• Work instruction: Give the count of lines in the entries that include "JSON", and write nothing besides it.

• Input:
- - - - -
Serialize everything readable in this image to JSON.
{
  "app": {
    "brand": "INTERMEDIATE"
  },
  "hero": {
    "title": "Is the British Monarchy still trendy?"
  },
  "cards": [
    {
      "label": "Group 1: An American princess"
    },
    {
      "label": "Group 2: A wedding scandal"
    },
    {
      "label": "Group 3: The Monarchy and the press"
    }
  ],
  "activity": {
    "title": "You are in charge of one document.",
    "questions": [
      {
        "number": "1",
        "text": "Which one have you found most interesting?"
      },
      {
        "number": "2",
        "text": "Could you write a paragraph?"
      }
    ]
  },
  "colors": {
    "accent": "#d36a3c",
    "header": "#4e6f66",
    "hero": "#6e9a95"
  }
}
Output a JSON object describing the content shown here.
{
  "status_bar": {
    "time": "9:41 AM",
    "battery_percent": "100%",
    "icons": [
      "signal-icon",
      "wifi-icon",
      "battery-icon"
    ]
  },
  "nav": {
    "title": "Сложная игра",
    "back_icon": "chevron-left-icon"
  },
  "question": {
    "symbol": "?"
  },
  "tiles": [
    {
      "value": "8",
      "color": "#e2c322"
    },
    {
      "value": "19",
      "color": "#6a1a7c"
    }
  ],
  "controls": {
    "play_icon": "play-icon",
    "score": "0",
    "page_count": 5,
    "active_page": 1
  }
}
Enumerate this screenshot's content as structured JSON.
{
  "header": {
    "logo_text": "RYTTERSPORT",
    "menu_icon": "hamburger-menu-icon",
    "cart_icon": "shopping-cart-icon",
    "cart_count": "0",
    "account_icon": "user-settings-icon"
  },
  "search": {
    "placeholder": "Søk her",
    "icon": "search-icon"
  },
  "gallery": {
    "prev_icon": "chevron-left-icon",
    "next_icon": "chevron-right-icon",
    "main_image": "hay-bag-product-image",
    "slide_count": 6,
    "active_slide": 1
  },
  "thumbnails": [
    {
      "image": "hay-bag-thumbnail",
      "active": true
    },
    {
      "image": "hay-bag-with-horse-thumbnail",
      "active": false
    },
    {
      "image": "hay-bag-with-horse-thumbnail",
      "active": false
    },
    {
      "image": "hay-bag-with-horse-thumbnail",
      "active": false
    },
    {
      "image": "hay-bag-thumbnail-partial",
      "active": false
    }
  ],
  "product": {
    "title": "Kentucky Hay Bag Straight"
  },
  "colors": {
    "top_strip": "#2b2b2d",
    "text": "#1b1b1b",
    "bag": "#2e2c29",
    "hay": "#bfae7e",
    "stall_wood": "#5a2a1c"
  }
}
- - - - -
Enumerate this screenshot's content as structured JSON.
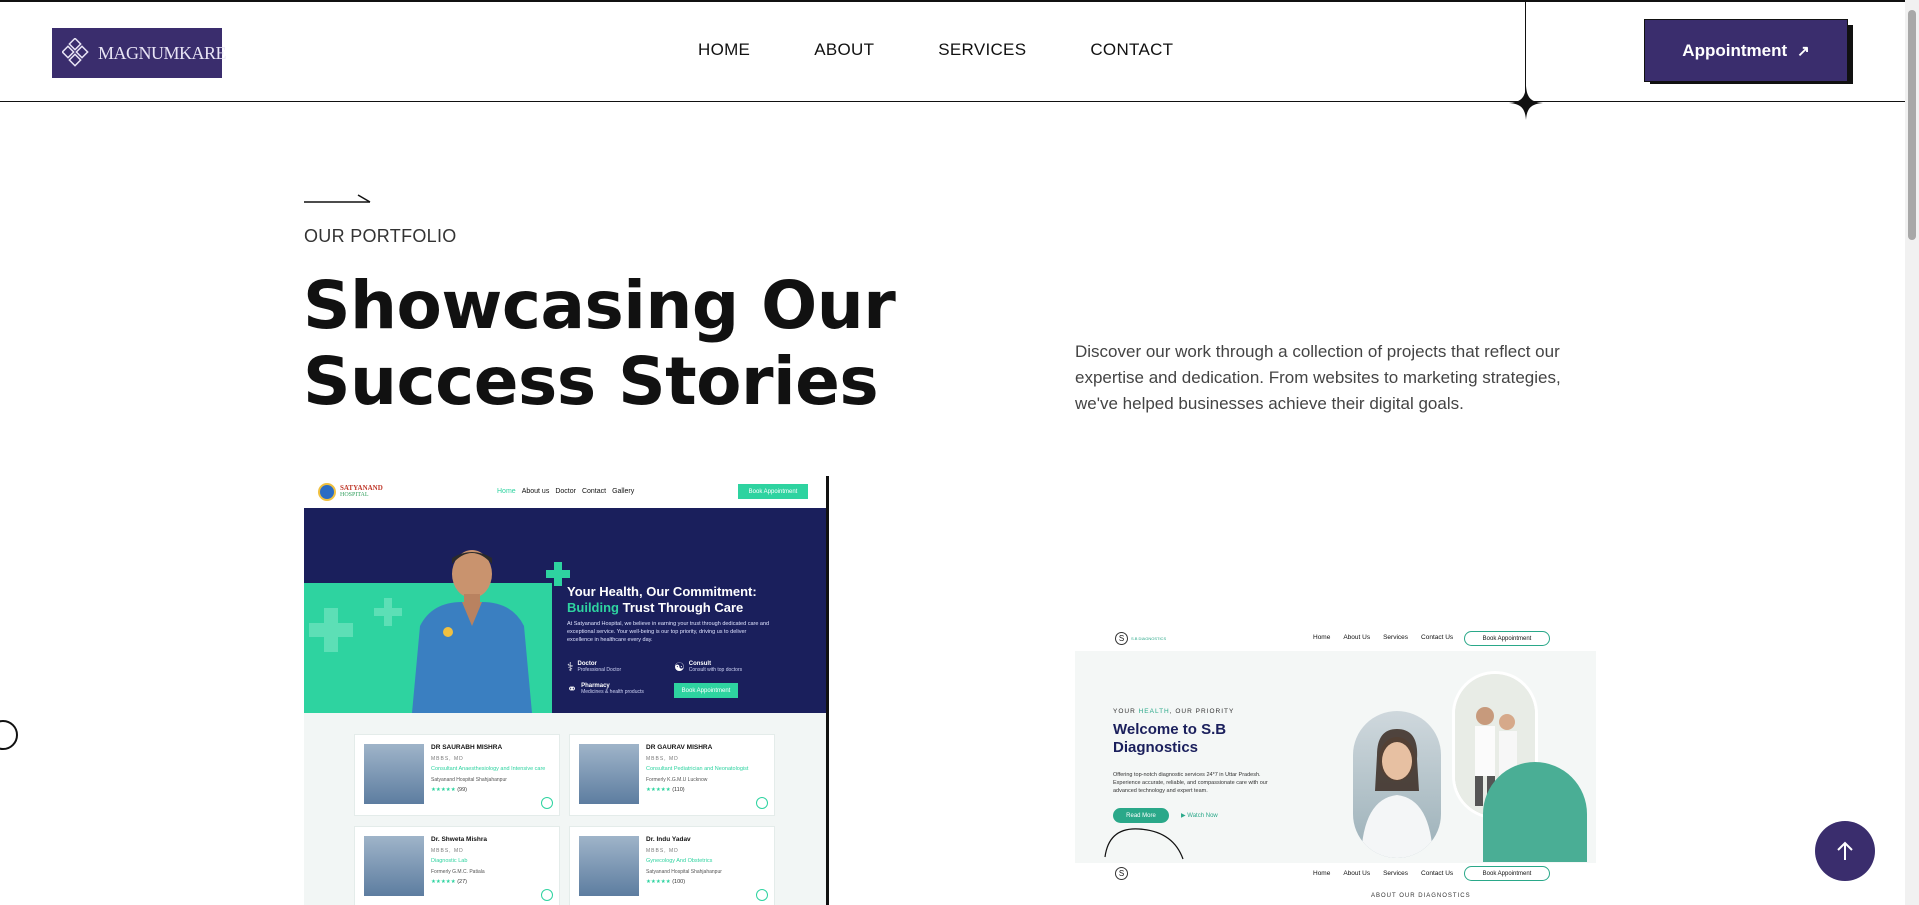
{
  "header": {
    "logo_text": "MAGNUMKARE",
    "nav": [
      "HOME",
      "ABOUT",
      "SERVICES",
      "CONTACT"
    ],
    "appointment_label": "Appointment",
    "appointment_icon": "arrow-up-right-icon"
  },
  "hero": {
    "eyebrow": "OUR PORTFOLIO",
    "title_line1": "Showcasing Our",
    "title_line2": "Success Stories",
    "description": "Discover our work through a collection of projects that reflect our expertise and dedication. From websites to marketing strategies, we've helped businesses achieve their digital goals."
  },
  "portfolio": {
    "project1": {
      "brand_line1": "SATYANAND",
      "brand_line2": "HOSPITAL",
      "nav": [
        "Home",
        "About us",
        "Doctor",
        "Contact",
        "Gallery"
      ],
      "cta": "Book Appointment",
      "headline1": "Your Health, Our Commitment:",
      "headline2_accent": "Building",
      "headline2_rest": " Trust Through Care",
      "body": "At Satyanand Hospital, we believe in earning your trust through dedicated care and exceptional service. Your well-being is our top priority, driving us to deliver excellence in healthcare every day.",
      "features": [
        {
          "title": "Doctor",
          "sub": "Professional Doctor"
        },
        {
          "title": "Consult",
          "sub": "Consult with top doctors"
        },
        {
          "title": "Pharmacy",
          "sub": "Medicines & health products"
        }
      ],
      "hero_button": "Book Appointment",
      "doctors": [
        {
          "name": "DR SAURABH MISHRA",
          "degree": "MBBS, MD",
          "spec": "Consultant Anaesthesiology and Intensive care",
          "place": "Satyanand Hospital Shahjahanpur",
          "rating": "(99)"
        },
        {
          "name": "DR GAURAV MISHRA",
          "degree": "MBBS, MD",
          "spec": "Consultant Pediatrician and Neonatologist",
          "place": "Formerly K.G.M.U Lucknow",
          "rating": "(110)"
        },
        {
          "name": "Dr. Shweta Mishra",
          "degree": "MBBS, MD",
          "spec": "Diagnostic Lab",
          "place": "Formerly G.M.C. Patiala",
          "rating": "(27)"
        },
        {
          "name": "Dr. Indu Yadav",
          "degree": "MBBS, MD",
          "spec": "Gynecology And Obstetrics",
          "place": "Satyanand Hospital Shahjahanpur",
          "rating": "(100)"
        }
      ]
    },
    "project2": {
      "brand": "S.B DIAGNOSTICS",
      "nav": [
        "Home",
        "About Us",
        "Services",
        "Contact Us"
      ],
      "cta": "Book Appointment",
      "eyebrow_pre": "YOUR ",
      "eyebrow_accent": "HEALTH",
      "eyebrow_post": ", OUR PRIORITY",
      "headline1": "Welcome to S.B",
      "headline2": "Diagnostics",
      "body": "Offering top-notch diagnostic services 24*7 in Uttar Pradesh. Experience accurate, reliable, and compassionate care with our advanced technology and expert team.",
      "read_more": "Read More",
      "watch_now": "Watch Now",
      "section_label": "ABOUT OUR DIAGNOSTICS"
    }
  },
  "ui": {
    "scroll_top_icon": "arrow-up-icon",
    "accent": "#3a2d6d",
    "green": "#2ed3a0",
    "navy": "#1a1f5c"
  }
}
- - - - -
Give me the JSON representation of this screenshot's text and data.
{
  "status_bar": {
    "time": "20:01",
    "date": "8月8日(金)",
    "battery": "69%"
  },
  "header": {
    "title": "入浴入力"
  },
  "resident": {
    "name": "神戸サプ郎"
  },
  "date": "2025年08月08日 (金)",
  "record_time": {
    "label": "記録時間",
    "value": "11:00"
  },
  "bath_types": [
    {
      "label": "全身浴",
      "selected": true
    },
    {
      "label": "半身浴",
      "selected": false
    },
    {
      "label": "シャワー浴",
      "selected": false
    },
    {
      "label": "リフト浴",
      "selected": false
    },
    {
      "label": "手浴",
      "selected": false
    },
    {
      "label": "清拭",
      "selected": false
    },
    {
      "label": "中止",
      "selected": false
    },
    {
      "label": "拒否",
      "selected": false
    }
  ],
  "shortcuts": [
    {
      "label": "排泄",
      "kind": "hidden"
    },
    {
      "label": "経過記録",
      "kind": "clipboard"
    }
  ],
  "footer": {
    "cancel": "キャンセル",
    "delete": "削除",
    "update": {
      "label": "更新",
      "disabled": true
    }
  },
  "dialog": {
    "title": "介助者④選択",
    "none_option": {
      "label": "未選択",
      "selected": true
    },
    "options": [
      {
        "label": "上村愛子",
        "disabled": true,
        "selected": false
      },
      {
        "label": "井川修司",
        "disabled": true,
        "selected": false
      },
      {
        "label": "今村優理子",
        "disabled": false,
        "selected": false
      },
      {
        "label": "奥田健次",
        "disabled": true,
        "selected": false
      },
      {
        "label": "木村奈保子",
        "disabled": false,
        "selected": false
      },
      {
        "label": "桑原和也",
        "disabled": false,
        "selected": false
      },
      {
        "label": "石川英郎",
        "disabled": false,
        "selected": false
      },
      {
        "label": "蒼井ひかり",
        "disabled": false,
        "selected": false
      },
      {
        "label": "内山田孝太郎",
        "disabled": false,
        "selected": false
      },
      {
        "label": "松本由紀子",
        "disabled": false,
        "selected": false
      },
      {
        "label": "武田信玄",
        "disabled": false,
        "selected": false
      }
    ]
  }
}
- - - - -
• Output for this task: 5